December 13th, 2012

There’s a pretty good chance that you already know of Paul Banks’ work as the frontman of local post-punkers Interpol, for which he serves as singer, songwriter and guitarist. And despite the band’s success and four albums, Banks sometimes likes to go it alone: He released his first solo album, Julian Plenti Is … Skyscraper under the alter ego Julian Plenti. And now he’s back with a second individual effort—this time under his own name—the recently released Banks. “I suppose I wanted to simplify this time around,” he explains. “Julian Plenti was something that I had to do, but once it was done, I didn’t need to hold on to it. I didn’t want the burden of shtick for these songs. If anything, I’m trying to draw attention away from the notion of a persona this time. I’m just making music and hoping to let it speak for itself.” And as a matter of fact, it does speak for itself.

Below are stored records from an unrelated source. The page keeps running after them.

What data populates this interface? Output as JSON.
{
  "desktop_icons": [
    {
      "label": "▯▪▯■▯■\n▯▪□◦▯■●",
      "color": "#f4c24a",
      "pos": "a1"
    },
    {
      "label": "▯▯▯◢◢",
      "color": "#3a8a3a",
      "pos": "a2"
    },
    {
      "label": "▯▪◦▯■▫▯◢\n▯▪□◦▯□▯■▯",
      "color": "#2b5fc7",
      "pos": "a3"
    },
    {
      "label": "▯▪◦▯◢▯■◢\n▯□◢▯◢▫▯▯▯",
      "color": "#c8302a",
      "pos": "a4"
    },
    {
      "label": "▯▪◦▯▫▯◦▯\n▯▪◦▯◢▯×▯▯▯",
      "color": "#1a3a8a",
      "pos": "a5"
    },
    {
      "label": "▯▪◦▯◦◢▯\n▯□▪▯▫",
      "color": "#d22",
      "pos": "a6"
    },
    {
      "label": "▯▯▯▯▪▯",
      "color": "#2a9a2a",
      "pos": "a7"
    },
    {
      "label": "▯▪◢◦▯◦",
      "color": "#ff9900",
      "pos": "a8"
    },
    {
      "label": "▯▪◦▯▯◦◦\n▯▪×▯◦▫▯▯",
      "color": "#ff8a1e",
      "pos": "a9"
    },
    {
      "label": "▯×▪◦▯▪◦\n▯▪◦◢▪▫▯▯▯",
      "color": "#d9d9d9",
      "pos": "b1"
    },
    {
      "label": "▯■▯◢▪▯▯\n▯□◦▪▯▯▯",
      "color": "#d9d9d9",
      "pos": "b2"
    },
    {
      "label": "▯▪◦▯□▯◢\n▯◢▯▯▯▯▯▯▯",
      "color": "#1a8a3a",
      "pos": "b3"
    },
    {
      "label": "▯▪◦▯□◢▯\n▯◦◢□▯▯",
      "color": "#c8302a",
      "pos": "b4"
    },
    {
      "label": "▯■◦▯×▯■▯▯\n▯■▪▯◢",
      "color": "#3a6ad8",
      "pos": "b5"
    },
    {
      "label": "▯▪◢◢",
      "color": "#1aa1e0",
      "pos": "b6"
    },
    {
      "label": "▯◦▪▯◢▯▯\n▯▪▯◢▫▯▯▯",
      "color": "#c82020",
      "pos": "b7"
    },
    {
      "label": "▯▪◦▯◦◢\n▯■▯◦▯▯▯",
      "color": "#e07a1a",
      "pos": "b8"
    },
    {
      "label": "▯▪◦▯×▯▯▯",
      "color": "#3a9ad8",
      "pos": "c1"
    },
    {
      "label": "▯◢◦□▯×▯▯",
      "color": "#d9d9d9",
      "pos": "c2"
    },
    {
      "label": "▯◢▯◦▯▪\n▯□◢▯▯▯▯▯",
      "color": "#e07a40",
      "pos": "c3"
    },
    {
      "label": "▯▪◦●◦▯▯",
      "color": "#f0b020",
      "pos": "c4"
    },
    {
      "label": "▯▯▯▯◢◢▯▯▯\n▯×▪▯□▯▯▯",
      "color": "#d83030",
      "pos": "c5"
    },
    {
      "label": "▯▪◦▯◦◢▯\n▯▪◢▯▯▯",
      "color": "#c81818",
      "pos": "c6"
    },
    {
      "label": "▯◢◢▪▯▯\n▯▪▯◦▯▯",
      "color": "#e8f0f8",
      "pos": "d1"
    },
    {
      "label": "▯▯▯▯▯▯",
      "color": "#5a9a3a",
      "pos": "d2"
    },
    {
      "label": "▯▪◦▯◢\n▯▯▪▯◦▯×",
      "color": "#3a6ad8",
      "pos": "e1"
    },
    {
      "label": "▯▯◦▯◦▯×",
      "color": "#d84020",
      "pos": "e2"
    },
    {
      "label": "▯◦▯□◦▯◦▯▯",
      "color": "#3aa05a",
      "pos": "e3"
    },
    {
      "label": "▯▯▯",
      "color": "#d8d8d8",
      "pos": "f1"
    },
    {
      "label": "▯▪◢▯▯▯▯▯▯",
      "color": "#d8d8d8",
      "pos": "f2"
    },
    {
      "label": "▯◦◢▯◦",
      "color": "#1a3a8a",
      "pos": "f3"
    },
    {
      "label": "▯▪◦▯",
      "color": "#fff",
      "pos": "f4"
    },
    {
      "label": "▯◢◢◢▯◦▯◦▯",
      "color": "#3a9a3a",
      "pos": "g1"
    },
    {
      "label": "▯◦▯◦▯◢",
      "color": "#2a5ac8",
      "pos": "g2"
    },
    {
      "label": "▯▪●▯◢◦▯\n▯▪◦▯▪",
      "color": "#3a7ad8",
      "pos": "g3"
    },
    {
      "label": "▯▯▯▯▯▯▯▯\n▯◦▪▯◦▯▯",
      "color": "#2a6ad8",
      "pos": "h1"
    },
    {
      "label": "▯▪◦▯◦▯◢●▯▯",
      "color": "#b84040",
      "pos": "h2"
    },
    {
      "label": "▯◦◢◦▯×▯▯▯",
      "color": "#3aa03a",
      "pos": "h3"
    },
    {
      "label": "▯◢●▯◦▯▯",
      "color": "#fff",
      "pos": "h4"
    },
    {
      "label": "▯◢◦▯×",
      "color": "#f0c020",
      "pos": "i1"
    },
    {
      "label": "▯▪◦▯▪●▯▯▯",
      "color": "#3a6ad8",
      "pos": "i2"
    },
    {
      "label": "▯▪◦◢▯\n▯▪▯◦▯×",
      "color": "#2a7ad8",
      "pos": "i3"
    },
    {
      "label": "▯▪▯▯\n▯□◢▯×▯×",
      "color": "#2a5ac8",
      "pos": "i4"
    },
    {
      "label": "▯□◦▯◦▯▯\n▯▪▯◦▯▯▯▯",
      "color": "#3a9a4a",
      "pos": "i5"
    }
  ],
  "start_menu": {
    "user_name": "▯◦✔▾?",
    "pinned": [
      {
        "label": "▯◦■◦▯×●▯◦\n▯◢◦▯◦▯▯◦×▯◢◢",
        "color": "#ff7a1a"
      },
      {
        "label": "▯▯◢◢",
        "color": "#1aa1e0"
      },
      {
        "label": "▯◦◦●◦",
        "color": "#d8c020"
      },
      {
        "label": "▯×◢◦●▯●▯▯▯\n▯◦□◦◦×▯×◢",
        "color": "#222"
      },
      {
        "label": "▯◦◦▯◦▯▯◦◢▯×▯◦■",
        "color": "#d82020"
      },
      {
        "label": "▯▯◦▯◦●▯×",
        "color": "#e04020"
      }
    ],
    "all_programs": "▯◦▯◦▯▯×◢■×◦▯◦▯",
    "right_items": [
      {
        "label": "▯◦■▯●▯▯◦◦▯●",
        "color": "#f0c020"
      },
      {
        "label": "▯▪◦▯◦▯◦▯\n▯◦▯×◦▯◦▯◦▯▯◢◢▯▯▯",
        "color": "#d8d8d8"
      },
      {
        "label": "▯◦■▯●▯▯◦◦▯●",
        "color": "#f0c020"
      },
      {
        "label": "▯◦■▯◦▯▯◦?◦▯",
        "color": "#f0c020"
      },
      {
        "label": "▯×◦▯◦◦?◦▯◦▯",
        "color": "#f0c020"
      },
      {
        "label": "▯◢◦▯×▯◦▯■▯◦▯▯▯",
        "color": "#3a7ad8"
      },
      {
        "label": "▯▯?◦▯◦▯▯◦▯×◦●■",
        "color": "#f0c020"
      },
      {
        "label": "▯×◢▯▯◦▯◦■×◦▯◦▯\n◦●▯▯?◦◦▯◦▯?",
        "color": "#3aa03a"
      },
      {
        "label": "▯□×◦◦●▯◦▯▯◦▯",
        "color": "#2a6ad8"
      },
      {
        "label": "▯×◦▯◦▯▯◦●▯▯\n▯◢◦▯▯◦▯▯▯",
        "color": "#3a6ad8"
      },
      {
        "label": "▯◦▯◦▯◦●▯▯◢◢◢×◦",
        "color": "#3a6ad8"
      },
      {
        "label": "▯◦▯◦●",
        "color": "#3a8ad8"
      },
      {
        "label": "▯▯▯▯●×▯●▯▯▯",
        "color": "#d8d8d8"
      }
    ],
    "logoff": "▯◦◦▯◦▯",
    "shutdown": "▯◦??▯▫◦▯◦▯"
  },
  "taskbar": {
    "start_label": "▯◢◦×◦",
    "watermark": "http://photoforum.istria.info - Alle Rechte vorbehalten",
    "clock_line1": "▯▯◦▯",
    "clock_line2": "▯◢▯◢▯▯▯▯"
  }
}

Find out for yourself when Banks (above, doing “Young Again” on Late Show with David Letterman) plays Webster Hall tomorrow night. (This show was originally scheduled for 11/13. All tickets from that show date will be honored.)